-- Input data follows --
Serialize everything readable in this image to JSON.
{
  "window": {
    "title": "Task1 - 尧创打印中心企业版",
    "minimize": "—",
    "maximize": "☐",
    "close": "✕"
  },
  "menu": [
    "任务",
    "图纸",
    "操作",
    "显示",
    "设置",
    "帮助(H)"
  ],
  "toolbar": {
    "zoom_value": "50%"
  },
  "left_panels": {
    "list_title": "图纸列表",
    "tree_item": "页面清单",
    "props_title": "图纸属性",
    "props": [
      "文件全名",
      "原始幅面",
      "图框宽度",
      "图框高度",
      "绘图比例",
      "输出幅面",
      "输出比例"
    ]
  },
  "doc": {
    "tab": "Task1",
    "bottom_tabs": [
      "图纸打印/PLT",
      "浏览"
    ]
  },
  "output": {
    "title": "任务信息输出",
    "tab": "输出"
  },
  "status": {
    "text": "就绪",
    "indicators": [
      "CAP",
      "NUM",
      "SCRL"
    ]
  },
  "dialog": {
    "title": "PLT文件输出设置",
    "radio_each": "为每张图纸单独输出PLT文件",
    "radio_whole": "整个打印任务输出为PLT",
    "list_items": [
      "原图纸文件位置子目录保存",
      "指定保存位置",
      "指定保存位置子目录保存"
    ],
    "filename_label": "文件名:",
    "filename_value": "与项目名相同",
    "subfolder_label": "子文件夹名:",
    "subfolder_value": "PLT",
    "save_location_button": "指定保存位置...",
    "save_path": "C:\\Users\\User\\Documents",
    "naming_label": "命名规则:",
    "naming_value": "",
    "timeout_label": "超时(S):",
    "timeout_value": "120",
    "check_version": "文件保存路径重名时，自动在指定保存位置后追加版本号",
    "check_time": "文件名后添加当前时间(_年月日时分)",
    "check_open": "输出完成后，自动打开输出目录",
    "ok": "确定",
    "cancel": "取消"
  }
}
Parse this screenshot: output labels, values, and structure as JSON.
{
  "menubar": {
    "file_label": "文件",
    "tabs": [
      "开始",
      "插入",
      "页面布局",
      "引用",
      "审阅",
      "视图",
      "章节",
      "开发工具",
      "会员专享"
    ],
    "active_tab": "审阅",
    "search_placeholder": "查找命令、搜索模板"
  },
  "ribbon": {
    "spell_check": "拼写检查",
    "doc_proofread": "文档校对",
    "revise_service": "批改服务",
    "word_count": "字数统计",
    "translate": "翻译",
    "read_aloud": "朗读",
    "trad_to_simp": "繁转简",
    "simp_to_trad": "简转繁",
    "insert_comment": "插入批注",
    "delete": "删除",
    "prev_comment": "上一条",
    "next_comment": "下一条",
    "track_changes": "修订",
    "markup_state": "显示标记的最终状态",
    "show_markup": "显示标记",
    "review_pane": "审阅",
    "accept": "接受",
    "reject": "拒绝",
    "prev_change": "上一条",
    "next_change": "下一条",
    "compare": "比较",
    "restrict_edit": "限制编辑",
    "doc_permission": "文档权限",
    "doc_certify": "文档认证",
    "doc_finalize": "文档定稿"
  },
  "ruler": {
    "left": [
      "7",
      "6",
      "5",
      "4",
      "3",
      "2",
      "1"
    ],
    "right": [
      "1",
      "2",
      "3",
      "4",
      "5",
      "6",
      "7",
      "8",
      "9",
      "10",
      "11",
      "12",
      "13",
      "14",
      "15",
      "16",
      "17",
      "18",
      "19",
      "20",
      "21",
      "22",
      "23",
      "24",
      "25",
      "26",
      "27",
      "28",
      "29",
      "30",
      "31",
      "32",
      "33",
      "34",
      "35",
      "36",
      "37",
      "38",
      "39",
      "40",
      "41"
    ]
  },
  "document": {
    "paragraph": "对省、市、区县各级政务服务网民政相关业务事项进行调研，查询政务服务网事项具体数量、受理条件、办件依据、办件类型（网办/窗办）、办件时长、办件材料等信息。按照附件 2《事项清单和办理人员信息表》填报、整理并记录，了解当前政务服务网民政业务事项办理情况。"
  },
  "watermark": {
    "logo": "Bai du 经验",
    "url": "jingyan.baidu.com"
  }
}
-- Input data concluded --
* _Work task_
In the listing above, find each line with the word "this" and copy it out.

* _Answer box_
Serialize everything readable in this image to JSON.
Parse this screenshot: output labels, values, and structure as JSON.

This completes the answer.